A new chapter has been opened in our understanding of the chemical activity of nanoparticles says a team of international scientists. Using the X-ray beams of the European Synchrotron ESRF they showed that the electrons absorbed and released by cerium dioxide nanoparticles during chemical reactions behave in a completely different way than previously thought: the electrons are not bound to individual atoms but, like a cloud, distribute themselves over the whole nanoparticle. Inspired by the similarity of its shape, the scientists call this spatial distribution of particles an "electron sponge". The results were published on 12 November in the journal ACS Nano.
The team of scientists was led by Pieter Glatzel from The European Synchrotron (ESRF) in Grenoble (France) and Victor Puntes from the Universit Autnoma of Barcelona, Catalan Institute of Nanotechnologies (Spain). The first author is Jean-Daniel Cafun from the ESRF.
Today, cerium dioxide nanoparticles are widely used in industrial processes and also in consumer products. They are present, for example, in the walls of self-cleaning ovens and act as a hydrocarbon catalyst during the high temperature cleaning process. They are also a hot candidate for the next generation of lithium-ion batteries which will exhibit higher voltages and a greater storage capacity compared to today's energy cells.
The element Cerium is abundant in the Earth's crust and can easily be mined and purified.
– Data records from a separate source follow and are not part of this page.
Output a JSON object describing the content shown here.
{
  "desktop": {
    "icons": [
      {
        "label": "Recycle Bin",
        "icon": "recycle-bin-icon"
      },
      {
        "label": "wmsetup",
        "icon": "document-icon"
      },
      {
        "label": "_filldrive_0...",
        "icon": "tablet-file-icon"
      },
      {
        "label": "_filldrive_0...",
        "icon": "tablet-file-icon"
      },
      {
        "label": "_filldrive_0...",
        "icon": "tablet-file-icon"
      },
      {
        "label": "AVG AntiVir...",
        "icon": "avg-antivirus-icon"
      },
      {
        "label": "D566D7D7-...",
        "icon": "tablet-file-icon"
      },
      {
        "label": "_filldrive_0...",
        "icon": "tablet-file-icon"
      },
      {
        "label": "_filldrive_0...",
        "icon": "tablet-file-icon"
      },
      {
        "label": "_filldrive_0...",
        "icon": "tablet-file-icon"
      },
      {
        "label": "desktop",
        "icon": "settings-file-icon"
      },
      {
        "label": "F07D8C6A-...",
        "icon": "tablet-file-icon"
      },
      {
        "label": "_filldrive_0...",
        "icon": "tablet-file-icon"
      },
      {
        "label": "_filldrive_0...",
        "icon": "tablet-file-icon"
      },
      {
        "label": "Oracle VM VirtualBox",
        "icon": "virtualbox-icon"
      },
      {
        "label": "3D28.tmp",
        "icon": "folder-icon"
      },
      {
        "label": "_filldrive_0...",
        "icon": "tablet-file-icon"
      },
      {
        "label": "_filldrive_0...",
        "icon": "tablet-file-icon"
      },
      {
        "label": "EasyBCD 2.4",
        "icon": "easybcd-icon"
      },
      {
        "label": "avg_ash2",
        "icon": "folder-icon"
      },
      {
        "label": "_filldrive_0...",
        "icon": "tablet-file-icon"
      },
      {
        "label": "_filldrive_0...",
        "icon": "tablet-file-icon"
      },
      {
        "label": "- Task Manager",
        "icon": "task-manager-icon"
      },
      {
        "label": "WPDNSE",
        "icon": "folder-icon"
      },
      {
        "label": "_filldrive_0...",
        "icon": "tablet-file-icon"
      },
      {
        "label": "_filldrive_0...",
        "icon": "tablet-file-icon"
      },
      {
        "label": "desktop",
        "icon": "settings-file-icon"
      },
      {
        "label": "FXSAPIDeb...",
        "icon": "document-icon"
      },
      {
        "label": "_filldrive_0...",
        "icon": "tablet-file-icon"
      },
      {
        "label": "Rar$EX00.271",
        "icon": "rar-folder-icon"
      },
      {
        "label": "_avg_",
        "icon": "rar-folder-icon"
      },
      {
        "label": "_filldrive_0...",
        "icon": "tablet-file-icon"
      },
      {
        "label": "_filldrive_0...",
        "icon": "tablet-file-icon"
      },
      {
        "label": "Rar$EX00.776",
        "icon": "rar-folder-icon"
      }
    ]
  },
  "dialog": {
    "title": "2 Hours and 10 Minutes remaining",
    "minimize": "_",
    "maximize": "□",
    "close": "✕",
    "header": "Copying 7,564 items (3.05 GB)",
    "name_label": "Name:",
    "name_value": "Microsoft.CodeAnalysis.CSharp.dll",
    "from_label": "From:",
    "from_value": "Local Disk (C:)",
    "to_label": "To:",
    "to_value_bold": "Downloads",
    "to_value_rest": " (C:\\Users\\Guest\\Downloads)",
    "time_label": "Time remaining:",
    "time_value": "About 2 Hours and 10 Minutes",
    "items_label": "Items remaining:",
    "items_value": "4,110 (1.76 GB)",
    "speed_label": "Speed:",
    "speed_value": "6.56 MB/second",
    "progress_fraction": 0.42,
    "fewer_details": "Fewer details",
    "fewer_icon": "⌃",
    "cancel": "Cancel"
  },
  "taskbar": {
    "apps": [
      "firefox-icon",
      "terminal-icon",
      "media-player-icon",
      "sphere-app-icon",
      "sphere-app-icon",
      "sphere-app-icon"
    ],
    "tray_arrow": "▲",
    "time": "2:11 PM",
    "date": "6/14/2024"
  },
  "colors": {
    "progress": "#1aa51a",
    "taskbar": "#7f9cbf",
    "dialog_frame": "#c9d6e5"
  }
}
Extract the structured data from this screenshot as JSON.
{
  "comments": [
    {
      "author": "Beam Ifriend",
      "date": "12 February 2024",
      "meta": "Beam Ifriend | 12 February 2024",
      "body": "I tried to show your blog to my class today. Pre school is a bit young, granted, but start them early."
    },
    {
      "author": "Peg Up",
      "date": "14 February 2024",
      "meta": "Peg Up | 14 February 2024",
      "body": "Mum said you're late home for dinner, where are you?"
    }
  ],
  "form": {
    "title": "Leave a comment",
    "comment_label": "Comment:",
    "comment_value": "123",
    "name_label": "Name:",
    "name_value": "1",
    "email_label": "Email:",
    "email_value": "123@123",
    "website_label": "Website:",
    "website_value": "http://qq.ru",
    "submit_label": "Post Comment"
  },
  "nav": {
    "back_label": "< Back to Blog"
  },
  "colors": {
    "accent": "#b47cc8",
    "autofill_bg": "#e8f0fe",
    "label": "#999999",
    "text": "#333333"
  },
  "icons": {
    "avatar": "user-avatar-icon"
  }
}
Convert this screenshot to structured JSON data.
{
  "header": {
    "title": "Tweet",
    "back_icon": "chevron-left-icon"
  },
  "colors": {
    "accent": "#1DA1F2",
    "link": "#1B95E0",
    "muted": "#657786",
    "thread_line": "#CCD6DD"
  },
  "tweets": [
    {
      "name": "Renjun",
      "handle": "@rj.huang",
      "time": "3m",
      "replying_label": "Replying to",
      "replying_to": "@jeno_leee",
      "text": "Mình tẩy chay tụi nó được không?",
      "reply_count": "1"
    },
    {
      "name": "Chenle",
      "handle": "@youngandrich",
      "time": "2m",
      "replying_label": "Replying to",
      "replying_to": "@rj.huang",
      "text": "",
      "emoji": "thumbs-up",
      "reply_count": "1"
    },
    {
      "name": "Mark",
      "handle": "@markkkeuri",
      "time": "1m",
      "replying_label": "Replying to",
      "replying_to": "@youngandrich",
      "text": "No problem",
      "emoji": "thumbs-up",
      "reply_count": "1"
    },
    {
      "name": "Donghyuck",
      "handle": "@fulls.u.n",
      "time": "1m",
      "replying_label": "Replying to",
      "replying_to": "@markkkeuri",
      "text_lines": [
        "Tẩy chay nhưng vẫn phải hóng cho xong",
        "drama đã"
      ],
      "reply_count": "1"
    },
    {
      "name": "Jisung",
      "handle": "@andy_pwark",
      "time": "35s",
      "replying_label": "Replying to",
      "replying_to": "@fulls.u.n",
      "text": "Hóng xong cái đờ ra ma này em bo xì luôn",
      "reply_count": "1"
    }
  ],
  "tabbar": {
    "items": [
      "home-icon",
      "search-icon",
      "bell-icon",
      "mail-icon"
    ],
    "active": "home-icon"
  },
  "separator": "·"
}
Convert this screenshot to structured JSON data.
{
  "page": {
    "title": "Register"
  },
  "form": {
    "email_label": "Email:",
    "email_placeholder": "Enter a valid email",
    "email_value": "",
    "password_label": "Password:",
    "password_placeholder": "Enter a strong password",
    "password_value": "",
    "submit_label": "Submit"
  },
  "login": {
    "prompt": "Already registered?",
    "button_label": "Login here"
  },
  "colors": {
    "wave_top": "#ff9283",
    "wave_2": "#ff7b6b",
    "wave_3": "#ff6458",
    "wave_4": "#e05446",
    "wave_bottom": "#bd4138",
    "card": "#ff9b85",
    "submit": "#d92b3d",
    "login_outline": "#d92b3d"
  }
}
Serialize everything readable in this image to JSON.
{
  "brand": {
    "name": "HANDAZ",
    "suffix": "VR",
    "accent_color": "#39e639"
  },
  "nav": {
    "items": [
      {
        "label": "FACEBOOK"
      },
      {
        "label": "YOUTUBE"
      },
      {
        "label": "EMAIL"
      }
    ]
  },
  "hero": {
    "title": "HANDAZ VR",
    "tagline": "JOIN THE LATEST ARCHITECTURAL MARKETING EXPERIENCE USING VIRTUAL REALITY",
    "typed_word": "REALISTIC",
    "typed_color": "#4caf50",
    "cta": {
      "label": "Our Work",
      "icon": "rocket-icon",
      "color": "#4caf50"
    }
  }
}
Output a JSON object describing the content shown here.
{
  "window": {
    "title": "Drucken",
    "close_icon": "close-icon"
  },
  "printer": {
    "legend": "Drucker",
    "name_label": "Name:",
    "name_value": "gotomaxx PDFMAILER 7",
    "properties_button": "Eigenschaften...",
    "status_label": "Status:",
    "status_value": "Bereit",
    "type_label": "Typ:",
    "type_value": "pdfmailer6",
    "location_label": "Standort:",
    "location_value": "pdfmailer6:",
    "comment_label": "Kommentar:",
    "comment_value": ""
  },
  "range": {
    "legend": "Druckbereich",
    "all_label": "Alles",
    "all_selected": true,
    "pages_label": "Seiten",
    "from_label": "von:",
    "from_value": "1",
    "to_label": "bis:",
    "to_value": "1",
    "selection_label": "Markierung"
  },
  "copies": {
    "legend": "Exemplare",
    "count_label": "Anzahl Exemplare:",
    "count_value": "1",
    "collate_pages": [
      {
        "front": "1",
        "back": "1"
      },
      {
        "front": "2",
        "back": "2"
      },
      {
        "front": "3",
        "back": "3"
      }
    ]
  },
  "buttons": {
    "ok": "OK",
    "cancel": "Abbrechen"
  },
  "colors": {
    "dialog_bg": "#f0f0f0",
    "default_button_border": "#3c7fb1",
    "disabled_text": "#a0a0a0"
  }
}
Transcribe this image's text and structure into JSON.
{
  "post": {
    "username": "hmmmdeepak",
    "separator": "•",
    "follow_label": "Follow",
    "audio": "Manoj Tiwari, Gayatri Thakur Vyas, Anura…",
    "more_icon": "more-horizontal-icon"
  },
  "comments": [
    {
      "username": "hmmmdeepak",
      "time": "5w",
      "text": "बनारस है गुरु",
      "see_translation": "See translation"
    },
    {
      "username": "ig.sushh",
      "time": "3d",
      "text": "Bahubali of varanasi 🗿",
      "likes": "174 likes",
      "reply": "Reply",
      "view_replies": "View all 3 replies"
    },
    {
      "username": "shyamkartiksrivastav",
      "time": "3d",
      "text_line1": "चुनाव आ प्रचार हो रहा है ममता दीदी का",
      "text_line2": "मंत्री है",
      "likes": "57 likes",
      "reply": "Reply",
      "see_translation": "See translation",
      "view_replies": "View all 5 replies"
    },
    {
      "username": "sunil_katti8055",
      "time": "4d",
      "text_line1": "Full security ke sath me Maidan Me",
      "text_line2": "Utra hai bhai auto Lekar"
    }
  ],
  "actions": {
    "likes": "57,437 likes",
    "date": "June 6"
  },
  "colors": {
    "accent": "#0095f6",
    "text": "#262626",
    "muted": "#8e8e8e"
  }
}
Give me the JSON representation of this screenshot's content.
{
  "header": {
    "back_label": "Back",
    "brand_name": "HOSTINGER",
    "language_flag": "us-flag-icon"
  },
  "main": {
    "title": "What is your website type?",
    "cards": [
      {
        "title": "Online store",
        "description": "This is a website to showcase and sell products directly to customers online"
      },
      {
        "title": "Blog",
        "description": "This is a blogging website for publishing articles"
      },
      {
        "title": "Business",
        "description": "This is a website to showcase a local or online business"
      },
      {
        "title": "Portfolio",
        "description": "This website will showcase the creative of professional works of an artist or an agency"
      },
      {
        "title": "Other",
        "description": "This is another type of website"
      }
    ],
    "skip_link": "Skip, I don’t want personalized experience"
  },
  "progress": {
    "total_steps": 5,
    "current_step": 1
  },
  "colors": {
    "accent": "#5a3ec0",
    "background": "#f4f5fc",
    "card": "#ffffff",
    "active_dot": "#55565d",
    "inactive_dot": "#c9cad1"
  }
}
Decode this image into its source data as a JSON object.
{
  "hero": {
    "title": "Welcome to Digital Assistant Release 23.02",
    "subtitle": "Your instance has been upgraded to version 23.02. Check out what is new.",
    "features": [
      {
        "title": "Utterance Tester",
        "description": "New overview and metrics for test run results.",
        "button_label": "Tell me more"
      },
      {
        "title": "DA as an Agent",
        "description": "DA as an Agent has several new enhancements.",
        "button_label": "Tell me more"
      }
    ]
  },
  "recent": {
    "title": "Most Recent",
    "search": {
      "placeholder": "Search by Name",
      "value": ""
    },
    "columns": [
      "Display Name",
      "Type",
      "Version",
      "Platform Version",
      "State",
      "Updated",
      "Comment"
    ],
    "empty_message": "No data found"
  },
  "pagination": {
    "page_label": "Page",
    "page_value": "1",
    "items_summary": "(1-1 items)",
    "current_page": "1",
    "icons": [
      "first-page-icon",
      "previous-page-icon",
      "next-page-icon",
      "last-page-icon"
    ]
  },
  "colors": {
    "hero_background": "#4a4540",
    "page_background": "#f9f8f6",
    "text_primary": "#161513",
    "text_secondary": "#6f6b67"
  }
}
However, without a thorough understanding of the chemical processes happening on the surface of cerium dioxide nanoparticles, it is impossible to optimise their current and future use. And to address a more complex issue, it is also impossible to assess the limits of their safe use.
Most chemical reactions involve the transfer of an electron from one atom to another. In the past, it was believed that the electrons involved in a chemical reaction on the surface of a nanoparticle were loca
|Contact: Claus Habfast|
European Synchrotron Radiation Facility